Here’s a small sampling of blogs that translate well into educational audio learning (there are many more, but these are a few that came to mind):

Zen Habits


Dosh Dosh

Michel Fortin

Basically, Mark, the coder behind Text-to-go has thought through his software before he coded it.  We met through email and on top of his wise coding, he’s a nice Australian.  It’s tough for us to get in touch due to the time difference.  

It’s as simple as highlighting an article and clicking the text-to-go button.  Next thing you know, it’s sitting on your iPod – ready for your next trip.

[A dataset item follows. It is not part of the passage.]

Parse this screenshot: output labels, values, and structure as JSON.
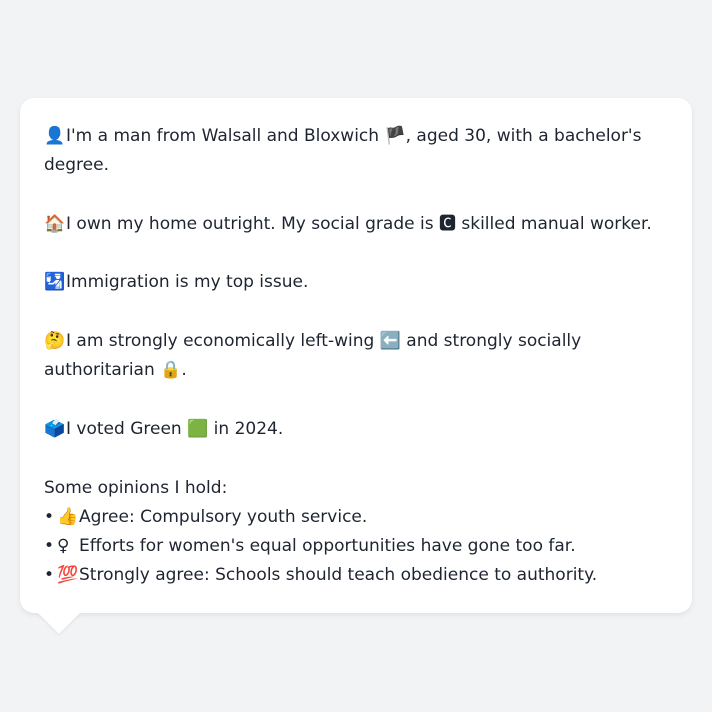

The text-to-go method is so quick I’ve snagged some articles on my way out the door.  I’ve tried just about every text to speech app on the planet and Marc’s is by far the most efficient.

I found out yesterday he’s got a Beta in the works.  I knew he was tossing around some ideas for speech/word correction.  You see, one drawback of text to speech is the voices often can’t compensate for odd spellings, acronyms and abbreviations.  If you are listening in your car, the voice might read “Run ipconfig /all and check DNS settings” as “Run ipp-cinfing slash all and check Dinns settings“.  This is confusing to the listener.  

Well, in his latest beta, I knew he’d be working to make corrections like this easy.  Fortunately, I was not disappointed.  I don’t want to blow all the secrets of his next version, but I’ll say his correction utility is again, well thought out and shall I say ingenius?.  I corrected at least 15 mispronunciations this morning in just 5 minutes.  

There are also some other features to the new beta that are both fun and productivity increasing.  What that means is this year I might inadvertently squeeze in 2-300 more hours of this passive reading.  


If you like this post, please consider stumbling or submitting it to Digg.  Thanks!!!

Set powerful goals online with our new online goal management tool


June 30, 2008 at 12:40 pm

Yes, Text-to-go is a great text to audio software too. However, I prefer to read the information rather than hear them because sometimes hearing can be quite misleading and confusing.

Keiths last blog post..Hear What Your Friends Have To Say About You In Your Facebook Profile

June 30, 2008 at 3:50 pm

Which voice(s) are you using?

Winston Johnson June 30, 2008 at 6:31 pm

The Macintosh freeware program that does about the same thing is CKs_Text-to-Speech_to_MP3 at .

You can use any of the many voices that are part of MacOS.

Brad Isaac June 30, 2008 at 7:23 pm

Keith, that’s why I like to keep the topics straightforward. I don’t listen to very complex material

Ricky, I like the Neospeech Paul voice. But there was a problem with in using T2G so I switched to Scansoft’s Samantha voice. But with the new beta, it looks like the Paul voice might be fixed…I’ll give it a try.

June 30, 2008 at 9:43 pm

I’ve never thought about this before. It’s like having someone else to tell you a [bedtime] story :D

WatchUOnlines last blog post..samuel clemens

Fred Thompson July 2, 2008 at 11:16 am

You probably meant to type “ingenious”, not “ingenius”. Kind of funny, a grammar mistake in a blurb about pronounciation…

(yes, I no, I did that on porpoise.)

Ryana July 7, 2008 at 7:00 am

I tried this out for a week and i must say this is just awesome. I love it thanks for recommending it. My day begins with a book and frankly I’m just book crazy. But lately due to my university courses/ part time job I’ve fallen back on my reading. But this is just a great way to get some critical reading done.

Brad Isaac July 7, 2008 at 12:37 pm

Hi Ryana, glad you like it. Are you using the standard voices or have you gone with a premium one yet? If premium, which voice did you choose?

BTW, I did try the Neospeech voice and so far it’s not working (for anyone wanting to know.)

July 17, 2008 at 10:03 pm

I’ve been contemplating reading AudioBooks for a while – and finally tried it a few days ago – I must say it gets a little getting used to from the traditional reading approach.

Is this normal at the beginning? The uncertainity?

Deveshs last blog post..Doomsday Valentine?

Brad Isaac July 17, 2008 at 11:40 pm

I would say it does take some getting used to. But it’s like reading paper books. There are times when you’ll be more into listening than reading and vice versa.

{ 2 trackbacks }

  • Brad Isaac
  • Brad Isaac

Previous post:

Next post: